▶ [WORK REQUIRED]:
Look below for the line with "Output a JSON", then repeat it and all lines after it, exactly, minus any pictures.
········
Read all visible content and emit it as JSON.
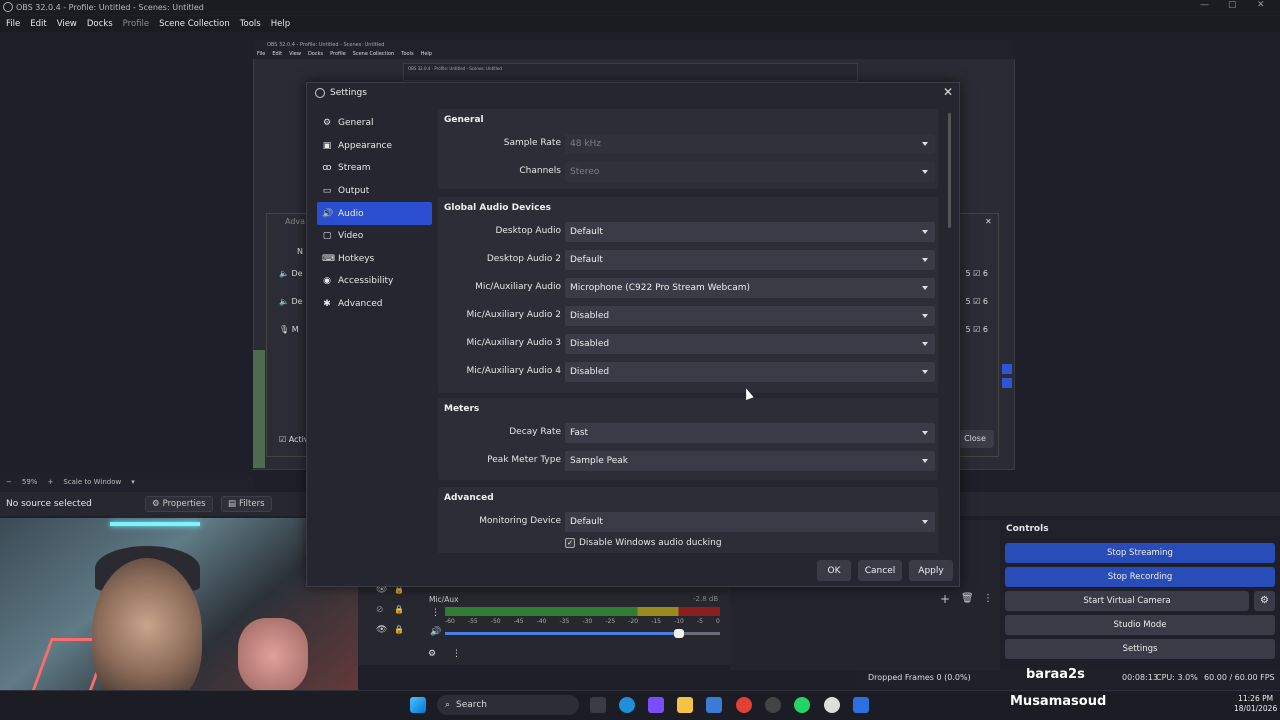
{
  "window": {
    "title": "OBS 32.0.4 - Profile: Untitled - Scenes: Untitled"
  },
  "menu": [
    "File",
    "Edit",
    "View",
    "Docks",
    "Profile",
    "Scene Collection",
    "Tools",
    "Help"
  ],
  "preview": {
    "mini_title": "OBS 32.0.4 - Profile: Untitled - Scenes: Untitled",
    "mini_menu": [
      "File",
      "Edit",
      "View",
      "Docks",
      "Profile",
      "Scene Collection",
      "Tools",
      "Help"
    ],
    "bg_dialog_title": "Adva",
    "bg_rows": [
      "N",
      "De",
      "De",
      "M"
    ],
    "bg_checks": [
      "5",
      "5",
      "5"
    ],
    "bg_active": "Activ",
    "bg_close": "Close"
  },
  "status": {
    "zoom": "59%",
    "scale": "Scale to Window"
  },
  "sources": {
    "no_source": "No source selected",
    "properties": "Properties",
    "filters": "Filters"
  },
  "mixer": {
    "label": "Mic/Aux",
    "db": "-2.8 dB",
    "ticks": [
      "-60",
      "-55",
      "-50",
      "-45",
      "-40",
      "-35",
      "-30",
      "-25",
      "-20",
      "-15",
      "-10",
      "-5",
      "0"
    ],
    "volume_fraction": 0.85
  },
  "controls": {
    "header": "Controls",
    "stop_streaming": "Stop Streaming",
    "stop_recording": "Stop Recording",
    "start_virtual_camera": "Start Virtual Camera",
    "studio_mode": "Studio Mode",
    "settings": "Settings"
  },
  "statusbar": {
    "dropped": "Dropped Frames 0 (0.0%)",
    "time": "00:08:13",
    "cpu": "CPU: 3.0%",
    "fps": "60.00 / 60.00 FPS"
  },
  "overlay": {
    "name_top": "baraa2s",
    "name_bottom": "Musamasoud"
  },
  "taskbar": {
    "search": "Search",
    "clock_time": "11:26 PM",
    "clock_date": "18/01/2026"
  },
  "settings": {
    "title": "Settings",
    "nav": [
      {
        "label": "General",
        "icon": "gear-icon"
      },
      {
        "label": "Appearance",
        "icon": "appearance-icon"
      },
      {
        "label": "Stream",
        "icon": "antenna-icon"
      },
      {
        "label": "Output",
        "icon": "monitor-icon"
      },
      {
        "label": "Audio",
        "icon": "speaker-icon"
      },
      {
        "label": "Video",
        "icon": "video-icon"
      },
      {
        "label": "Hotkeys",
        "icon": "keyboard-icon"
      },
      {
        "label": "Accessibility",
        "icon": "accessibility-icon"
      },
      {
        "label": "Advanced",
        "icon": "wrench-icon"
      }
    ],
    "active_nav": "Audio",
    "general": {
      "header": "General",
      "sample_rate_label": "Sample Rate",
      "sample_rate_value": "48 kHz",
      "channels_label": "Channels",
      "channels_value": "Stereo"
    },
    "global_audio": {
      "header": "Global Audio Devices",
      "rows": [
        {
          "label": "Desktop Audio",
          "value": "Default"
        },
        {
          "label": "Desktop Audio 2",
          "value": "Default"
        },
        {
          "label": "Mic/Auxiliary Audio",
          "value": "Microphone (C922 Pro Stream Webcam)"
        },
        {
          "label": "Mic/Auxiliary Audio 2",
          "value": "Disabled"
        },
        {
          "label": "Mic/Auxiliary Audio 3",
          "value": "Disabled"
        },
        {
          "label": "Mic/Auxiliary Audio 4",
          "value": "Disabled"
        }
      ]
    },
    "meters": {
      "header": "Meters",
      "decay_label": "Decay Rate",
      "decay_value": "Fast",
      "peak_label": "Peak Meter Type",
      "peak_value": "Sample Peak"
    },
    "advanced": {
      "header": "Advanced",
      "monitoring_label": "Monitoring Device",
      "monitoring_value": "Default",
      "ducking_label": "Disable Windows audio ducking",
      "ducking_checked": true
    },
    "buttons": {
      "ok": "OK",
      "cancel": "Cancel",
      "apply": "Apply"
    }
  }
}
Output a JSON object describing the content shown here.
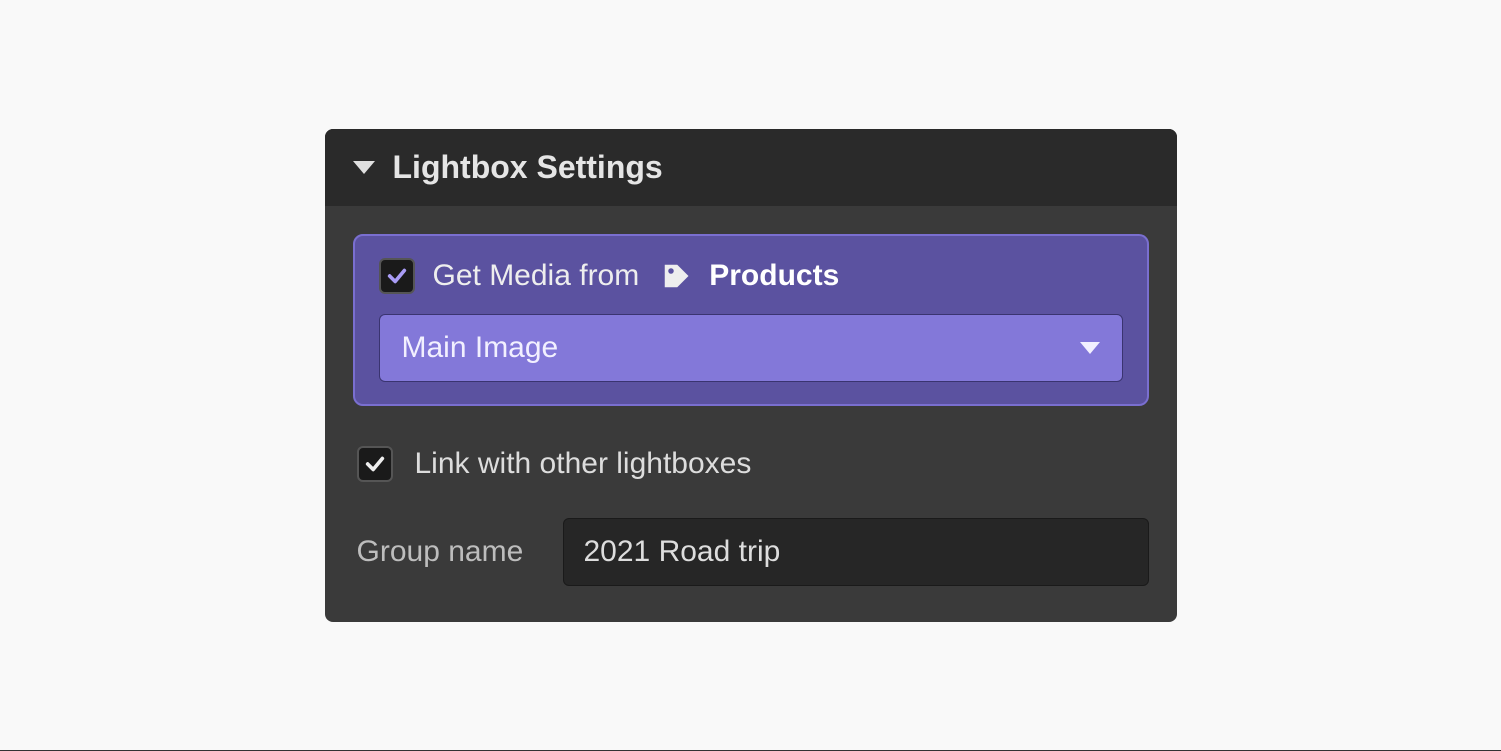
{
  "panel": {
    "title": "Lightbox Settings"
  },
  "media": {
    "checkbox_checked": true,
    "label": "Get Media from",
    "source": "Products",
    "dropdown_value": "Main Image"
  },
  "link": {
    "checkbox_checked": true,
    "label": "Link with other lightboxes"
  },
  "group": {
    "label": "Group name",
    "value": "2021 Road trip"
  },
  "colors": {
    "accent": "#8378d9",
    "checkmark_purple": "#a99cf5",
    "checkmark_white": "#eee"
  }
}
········
▶ [FINISHED EXERCISE]:
Output a JSON object describing the content shown here.
{
  "panel": {
    "title": "Lightbox Settings"
  },
  "media": {
    "checkbox_checked": true,
    "label": "Get Media from",
    "source": "Products",
    "dropdown_value": "Main Image"
  },
  "link": {
    "checkbox_checked": true,
    "label": "Link with other lightboxes"
  },
  "group": {
    "label": "Group name",
    "value": "2021 Road trip"
  },
  "colors": {
    "accent": "#8378d9",
    "checkmark_purple": "#a99cf5",
    "checkmark_white": "#eee"
  }
}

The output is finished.